Description of the task = Every single line below has to be printed once more, exactly.

Stored data
+++

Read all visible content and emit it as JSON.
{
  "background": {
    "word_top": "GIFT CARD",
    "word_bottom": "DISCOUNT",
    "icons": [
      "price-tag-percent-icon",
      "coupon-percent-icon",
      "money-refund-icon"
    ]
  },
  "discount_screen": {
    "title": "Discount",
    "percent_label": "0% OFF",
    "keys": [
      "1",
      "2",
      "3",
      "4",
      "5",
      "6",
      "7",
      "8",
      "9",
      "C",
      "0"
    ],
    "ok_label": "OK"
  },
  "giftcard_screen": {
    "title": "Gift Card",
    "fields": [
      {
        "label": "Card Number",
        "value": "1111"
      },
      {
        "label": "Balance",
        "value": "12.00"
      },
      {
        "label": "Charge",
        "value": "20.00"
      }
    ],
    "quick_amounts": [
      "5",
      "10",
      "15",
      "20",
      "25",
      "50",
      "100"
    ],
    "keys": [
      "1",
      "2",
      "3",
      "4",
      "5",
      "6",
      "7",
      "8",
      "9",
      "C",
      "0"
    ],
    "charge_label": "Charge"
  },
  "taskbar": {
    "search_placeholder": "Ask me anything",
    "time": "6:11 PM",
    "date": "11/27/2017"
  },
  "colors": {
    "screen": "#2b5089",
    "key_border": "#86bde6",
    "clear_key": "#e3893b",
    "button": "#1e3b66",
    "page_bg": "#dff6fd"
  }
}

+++

Your response =
Read all visible content and emit it as JSON.
{
  "background": {
    "word_top": "GIFT CARD",
    "word_bottom": "DISCOUNT",
    "icons": [
      "price-tag-percent-icon",
      "coupon-percent-icon",
      "money-refund-icon"
    ]
  },
  "discount_screen": {
    "title": "Discount",
    "percent_label": "0% OFF",
    "keys": [
      "1",
      "2",
      "3",
      "4",
      "5",
      "6",
      "7",
      "8",
      "9",
      "C",
      "0"
    ],
    "ok_label": "OK"
  },
  "giftcard_screen": {
    "title": "Gift Card",
    "fields": [
      {
        "label": "Card Number",
        "value": "1111"
      },
      {
        "label": "Balance",
        "value": "12.00"
      },
      {
        "label": "Charge",
        "value": "20.00"
      }
    ],
    "quick_amounts": [
      "5",
      "10",
      "15",
      "20",
      "25",
      "50",
      "100"
    ],
    "keys": [
      "1",
      "2",
      "3",
      "4",
      "5",
      "6",
      "7",
      "8",
      "9",
      "C",
      "0"
    ],
    "charge_label": "Charge"
  },
  "taskbar": {
    "search_placeholder": "Ask me anything",
    "time": "6:11 PM",
    "date": "11/27/2017"
  },
  "colors": {
    "screen": "#2b5089",
    "key_border": "#86bde6",
    "clear_key": "#e3893b",
    "button": "#1e3b66",
    "page_bg": "#dff6fd"
  }
}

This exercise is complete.